> Work instructions
Repeat all the data that appears below, keeping it exact.
(Records shown Opens)
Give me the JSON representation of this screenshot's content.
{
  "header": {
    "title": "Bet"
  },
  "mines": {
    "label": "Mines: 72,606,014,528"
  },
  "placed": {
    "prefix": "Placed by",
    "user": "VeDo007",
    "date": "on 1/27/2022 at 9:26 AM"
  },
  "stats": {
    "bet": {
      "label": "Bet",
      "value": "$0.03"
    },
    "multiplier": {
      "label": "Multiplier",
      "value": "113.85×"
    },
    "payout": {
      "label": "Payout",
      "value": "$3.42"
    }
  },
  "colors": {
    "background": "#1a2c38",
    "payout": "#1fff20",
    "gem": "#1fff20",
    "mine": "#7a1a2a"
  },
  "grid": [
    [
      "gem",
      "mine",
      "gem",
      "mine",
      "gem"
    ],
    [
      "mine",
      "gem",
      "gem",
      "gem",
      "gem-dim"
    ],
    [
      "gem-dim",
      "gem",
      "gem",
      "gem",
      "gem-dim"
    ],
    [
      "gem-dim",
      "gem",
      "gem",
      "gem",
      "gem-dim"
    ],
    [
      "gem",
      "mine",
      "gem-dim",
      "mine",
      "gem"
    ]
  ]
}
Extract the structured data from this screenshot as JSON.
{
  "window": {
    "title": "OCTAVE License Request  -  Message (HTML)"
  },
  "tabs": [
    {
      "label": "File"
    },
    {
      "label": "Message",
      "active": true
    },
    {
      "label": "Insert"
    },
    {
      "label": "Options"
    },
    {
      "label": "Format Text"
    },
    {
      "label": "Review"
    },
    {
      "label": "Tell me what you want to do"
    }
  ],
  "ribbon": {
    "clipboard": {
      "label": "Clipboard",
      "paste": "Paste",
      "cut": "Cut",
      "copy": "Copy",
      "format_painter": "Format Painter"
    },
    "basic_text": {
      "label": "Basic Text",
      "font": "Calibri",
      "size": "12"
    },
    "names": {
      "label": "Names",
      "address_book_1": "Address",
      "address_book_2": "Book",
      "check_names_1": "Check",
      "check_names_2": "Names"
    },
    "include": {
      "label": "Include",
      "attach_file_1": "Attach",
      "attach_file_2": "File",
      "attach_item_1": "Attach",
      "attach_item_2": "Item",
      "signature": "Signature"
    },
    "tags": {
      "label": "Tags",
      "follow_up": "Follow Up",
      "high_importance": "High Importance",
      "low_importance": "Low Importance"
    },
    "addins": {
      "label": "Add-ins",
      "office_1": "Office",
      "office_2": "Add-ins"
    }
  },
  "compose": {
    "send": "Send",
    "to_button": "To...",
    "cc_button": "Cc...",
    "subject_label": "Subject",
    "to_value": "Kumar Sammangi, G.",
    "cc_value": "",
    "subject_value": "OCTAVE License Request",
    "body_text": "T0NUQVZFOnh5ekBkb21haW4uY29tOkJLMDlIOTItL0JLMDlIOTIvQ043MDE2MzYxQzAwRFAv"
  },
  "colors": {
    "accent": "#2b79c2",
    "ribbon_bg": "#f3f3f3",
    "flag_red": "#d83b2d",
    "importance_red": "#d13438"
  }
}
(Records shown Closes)
> Problem solution
Give me the JSON representation of this screenshot's content.
{
  "header": {
    "title": "Bet"
  },
  "mines": {
    "label": "Mines: 72,606,014,528"
  },
  "placed": {
    "prefix": "Placed by",
    "user": "VeDo007",
    "date": "on 1/27/2022 at 9:26 AM"
  },
  "stats": {
    "bet": {
      "label": "Bet",
      "value": "$0.03"
    },
    "multiplier": {
      "label": "Multiplier",
      "value": "113.85×"
    },
    "payout": {
      "label": "Payout",
      "value": "$3.42"
    }
  },
  "colors": {
    "background": "#1a2c38",
    "payout": "#1fff20",
    "gem": "#1fff20",
    "mine": "#7a1a2a"
  },
  "grid": [
    [
      "gem",
      "mine",
      "gem",
      "mine",
      "gem"
    ],
    [
      "mine",
      "gem",
      "gem",
      "gem",
      "gem-dim"
    ],
    [
      "gem-dim",
      "gem",
      "gem",
      "gem",
      "gem-dim"
    ],
    [
      "gem-dim",
      "gem",
      "gem",
      "gem",
      "gem-dim"
    ],
    [
      "gem",
      "mine",
      "gem-dim",
      "mine",
      "gem"
    ]
  ]
}
Extract the structured data from this screenshot as JSON.
{
  "window": {
    "title": "OCTAVE License Request  -  Message (HTML)"
  },
  "tabs": [
    {
      "label": "File"
    },
    {
      "label": "Message",
      "active": true
    },
    {
      "label": "Insert"
    },
    {
      "label": "Options"
    },
    {
      "label": "Format Text"
    },
    {
      "label": "Review"
    },
    {
      "label": "Tell me what you want to do"
    }
  ],
  "ribbon": {
    "clipboard": {
      "label": "Clipboard",
      "paste": "Paste",
      "cut": "Cut",
      "copy": "Copy",
      "format_painter": "Format Painter"
    },
    "basic_text": {
      "label": "Basic Text",
      "font": "Calibri",
      "size": "12"
    },
    "names": {
      "label": "Names",
      "address_book_1": "Address",
      "address_book_2": "Book",
      "check_names_1": "Check",
      "check_names_2": "Names"
    },
    "include": {
      "label": "Include",
      "attach_file_1": "Attach",
      "attach_file_2": "File",
      "attach_item_1": "Attach",
      "attach_item_2": "Item",
      "signature": "Signature"
    },
    "tags": {
      "label": "Tags",
      "follow_up": "Follow Up",
      "high_importance": "High Importance",
      "low_importance": "Low Importance"
    },
    "addins": {
      "label": "Add-ins",
      "office_1": "Office",
      "office_2": "Add-ins"
    }
  },
  "compose": {
    "send": "Send",
    "to_button": "To...",
    "cc_button": "Cc...",
    "subject_label": "Subject",
    "to_value": "Kumar Sammangi, G.",
    "cc_value": "",
    "subject_value": "OCTAVE License Request",
    "body_text": "T0NUQVZFOnh5ekBkb21haW4uY29tOkJLMDlIOTItL0JLMDlIOTIvQ043MDE2MzYxQzAwRFAv"
  },
  "colors": {
    "accent": "#2b79c2",
    "ribbon_bg": "#f3f3f3",
    "flag_red": "#d83b2d",
    "importance_red": "#d13438"
  }
}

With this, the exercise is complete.